(C) include in every recommendation or report on proposals for legislation and other major federal actions significantly affecting the quality of the human environment, a detailed statement by the responsible official on

(i) the environmental impact of the proposed action.

[7] 42 U.S.C. § 3758(a) states that determinations, findings, and conclusions are final and conclusive as to applicants, except as otherwise provided. But only applicants are mentioned in the statute.

[8] See, e. g., Barlow v. Collins, 397 U.S. 159, 90 S. Ct. 832, 25 L. Ed. 2d 192 (1970) where the petitioners were allowed to invoke 5 U.S.C. § 702 with a statute being considered relevant to attack an amendment to a regulation. See also, 5 U.S.C. § 704.

[9] See 16 U.S.C. § 470 and 42 U.S.C. §§ 4321, 4331 for declarations of purpose of the Acts.

[10] Boswell's Tavern, in the Green Springs area, was on the National Register at the time of the appropriation by the L.E.A.A. Hawkwood and Westend were later added to the Register.

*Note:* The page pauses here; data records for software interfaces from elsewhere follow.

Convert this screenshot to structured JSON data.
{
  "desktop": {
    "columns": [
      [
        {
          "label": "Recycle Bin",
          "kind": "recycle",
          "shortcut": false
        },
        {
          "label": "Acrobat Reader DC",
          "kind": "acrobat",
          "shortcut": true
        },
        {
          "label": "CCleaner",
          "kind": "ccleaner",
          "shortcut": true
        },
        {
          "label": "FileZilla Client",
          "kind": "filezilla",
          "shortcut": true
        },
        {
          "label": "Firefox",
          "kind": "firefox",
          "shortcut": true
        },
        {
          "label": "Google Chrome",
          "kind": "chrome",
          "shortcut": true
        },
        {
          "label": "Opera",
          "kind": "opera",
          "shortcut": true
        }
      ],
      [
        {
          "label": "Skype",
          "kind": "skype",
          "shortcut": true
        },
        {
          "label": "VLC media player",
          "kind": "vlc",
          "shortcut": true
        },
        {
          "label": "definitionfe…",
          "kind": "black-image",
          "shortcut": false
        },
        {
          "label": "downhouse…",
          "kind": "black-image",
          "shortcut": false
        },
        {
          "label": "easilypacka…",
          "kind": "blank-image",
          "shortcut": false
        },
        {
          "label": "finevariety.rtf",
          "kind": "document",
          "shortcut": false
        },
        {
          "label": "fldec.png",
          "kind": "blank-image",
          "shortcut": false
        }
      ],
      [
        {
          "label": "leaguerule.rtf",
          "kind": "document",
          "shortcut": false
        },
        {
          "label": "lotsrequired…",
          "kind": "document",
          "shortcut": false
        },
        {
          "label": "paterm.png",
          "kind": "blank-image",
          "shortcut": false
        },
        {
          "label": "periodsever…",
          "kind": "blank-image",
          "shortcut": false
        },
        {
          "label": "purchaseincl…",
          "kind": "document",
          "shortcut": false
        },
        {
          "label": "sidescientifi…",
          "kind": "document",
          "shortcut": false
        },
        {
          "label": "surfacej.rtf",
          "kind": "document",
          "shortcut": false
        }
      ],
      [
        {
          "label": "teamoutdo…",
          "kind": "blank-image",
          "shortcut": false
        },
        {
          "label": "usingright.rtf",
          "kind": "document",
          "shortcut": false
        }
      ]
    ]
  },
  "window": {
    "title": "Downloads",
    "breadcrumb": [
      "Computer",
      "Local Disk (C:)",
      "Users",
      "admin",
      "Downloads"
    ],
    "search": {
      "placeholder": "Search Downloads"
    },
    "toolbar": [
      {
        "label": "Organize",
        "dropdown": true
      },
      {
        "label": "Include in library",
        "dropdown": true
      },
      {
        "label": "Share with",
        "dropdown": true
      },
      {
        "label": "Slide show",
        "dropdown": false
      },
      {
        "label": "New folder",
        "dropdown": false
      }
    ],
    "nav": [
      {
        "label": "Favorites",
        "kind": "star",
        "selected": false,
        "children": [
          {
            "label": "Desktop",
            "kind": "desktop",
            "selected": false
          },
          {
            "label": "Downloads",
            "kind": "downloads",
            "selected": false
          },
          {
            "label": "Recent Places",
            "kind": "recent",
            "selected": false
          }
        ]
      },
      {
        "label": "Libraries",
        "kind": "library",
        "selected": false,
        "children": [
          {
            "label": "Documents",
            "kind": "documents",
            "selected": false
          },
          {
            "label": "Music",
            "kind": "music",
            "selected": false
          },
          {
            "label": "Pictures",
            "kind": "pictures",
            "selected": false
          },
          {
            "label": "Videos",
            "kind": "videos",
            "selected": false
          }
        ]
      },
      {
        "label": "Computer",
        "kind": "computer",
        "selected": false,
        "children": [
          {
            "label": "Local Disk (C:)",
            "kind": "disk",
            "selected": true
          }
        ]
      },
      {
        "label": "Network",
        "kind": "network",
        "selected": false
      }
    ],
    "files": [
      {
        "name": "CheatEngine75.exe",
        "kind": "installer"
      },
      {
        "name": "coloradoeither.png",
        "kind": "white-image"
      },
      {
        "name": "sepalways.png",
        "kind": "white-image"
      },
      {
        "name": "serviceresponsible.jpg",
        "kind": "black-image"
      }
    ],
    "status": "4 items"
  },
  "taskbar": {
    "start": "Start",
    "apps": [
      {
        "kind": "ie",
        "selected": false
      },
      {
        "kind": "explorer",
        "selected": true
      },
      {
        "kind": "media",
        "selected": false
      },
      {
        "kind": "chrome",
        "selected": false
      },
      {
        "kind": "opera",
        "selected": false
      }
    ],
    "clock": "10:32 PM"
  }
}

[11] Virginia has filed such a plan.

[12] 5, Rep.No. 91-296, 91st Cong., 1st Sess. 9 (1969); Conf.Rep.H.Rep. No. 91-765, 91st Cong., 1st Sess. 9-10 (1969).

[13] See also, 42 U.S.C. § 3766(a).

[14] § 1983. Civil action for deprivation of rights

Every person who, under color of any statute, ordinance, regulation, custom, or usage, of any State or Territory, subjects or causes to be subjected, any citizen of the United States or other person within the jurisdiction thereof to the deprivation of any rights, privileges, or immunities secured by the Constitution and laws, shall be liable to the party injured in an action at law, suit in equity, or other proper proceeding for redress.

[15] 16 U.S.C. § 470b; 42 U.S.C. § 4331 (a); 42 U.S.C. § 4331(b) (2), (3), (4).

[16] For a review of the entire question, see Note, Toward a Constitutionally Protected Environment, 56 Va.L.Rev. 458 (1970).

[17] See fn. 4, supra. The Court also deems it significant that even though Mr. Keune felt the location of the Center in Green Springs would go toward destroying the area's environment, fn. 3, supra, Hawkwood and Westend were still placed on the National Register after knowledge of the proposed purchase of the Purcell tract.